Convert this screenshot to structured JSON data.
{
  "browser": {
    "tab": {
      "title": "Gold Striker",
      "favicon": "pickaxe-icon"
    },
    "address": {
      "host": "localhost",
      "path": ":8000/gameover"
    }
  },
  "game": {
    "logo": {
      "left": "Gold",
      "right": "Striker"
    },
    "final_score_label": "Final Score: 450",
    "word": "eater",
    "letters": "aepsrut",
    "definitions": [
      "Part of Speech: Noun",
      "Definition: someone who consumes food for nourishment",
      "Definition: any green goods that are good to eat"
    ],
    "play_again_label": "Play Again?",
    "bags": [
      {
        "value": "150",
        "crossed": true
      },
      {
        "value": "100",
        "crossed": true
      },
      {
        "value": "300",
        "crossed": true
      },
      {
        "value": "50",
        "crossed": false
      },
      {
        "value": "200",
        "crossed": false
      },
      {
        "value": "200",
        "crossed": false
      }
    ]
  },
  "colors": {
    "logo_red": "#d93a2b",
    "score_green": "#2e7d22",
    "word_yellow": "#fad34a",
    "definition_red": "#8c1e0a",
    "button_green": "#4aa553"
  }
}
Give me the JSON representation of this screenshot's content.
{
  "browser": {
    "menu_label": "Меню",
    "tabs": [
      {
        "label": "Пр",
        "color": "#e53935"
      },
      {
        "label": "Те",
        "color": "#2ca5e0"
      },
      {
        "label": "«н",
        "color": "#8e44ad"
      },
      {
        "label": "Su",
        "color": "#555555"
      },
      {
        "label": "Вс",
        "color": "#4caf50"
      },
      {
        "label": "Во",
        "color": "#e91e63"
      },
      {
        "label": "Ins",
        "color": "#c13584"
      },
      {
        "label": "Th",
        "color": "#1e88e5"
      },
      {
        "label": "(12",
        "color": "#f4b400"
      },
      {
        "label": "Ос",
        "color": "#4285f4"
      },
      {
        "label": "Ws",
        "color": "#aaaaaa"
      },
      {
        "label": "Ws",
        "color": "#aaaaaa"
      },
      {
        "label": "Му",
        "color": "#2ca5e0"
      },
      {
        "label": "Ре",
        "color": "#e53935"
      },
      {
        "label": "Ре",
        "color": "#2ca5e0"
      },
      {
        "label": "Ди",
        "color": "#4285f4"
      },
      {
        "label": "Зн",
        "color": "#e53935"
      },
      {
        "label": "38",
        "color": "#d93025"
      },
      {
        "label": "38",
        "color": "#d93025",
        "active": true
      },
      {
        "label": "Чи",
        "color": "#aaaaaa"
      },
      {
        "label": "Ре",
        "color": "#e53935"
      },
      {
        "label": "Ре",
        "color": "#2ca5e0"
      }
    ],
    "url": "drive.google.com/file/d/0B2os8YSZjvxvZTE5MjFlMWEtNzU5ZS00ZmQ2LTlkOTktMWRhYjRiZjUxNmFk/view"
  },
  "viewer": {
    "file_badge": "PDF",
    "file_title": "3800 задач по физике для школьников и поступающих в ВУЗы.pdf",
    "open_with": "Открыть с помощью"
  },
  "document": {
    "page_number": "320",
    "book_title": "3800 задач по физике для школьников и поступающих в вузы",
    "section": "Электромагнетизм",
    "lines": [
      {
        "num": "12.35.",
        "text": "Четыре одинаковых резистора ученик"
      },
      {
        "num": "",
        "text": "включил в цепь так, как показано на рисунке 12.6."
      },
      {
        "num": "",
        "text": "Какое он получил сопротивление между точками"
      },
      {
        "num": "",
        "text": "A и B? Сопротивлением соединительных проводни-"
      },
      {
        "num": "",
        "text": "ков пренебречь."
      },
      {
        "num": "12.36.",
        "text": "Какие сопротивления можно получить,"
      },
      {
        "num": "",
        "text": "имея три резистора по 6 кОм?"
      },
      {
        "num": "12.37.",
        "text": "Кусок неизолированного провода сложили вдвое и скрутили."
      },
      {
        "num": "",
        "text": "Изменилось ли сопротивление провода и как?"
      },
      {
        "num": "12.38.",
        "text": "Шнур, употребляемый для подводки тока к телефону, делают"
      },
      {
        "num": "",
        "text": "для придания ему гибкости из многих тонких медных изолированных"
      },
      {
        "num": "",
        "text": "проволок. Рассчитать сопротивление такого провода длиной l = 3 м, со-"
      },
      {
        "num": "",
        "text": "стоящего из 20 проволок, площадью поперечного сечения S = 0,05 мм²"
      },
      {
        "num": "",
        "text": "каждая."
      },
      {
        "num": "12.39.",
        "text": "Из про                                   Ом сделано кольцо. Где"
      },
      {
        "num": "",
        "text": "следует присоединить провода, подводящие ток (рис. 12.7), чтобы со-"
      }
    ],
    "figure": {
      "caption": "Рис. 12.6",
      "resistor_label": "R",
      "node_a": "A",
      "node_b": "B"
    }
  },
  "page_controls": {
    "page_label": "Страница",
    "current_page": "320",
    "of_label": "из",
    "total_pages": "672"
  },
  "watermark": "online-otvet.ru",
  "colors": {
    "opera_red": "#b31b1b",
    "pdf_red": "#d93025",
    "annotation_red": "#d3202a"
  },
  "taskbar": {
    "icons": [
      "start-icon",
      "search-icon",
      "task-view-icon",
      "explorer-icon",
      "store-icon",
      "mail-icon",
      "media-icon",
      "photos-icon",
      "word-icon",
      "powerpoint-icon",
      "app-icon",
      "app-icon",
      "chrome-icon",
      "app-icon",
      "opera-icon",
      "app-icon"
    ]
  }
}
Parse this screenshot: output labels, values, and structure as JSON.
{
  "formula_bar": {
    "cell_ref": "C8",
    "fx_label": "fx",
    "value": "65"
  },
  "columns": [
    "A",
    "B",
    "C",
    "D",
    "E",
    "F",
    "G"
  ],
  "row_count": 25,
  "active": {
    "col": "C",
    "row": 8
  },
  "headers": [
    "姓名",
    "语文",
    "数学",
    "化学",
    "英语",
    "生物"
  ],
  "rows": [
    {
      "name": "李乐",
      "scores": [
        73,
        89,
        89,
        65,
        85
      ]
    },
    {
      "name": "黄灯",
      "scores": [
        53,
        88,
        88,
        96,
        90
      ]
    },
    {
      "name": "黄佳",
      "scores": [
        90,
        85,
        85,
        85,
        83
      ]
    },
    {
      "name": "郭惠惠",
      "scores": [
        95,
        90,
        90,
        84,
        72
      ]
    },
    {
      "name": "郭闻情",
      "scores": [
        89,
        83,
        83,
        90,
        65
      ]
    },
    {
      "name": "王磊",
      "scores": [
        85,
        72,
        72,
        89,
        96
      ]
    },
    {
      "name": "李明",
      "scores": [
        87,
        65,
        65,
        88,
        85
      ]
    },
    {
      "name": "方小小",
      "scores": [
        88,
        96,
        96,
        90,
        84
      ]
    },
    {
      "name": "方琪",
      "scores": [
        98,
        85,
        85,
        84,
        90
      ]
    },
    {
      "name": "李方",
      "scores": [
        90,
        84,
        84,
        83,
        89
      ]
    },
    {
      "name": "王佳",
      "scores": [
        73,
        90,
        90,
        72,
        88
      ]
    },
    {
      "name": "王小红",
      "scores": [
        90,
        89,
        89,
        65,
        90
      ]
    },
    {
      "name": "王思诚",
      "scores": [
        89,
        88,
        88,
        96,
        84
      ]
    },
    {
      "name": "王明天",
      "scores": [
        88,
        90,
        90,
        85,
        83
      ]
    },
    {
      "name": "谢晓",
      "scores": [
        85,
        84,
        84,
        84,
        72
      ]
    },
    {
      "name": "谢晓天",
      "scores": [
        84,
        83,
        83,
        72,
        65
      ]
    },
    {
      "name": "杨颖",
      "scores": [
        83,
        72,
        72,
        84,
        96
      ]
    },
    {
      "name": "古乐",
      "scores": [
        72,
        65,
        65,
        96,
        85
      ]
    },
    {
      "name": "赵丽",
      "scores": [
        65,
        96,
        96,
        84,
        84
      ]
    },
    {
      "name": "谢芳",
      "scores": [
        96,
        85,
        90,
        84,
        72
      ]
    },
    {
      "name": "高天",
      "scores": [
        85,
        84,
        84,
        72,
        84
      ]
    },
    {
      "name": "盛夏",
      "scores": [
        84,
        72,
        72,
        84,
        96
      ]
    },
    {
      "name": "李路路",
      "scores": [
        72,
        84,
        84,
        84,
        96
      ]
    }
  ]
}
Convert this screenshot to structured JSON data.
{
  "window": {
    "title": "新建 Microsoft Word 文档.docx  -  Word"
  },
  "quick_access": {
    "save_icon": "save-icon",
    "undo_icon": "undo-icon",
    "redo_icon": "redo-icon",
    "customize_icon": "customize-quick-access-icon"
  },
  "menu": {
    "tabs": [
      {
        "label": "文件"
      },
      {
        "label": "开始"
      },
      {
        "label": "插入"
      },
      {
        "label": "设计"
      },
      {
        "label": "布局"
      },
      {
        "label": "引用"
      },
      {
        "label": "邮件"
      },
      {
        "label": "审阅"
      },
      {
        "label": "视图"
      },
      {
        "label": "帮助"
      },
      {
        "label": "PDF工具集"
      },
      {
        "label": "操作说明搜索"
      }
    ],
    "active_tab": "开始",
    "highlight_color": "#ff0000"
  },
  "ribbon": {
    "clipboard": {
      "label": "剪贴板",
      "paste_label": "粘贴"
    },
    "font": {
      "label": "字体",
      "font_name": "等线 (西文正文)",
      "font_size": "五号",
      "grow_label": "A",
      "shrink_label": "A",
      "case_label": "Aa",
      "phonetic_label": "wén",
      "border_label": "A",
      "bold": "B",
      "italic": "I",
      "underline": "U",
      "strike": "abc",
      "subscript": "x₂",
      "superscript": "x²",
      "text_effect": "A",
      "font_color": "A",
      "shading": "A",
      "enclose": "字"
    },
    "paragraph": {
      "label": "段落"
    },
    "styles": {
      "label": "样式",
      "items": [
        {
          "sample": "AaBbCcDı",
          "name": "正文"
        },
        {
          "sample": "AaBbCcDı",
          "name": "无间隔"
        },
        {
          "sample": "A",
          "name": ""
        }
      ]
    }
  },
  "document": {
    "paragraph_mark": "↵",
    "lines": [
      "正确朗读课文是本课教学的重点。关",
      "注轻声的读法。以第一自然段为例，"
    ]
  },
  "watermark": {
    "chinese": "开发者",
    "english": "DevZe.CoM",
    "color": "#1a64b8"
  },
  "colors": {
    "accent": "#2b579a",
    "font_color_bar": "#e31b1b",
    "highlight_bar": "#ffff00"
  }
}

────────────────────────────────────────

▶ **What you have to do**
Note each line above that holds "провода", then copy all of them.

▶ **Output**
        "text": "Кусок неизолированного провода сложили вдвое и скрутили."
        "text": "Изменилось ли сопротивление провода и как?"
        "text": "проволок. Рассчитать сопротивление такого провода длиной l = 3 м, со-"
        "text": "следует присоединить провода, подводящие ток (рис. 12.7), чтобы со-"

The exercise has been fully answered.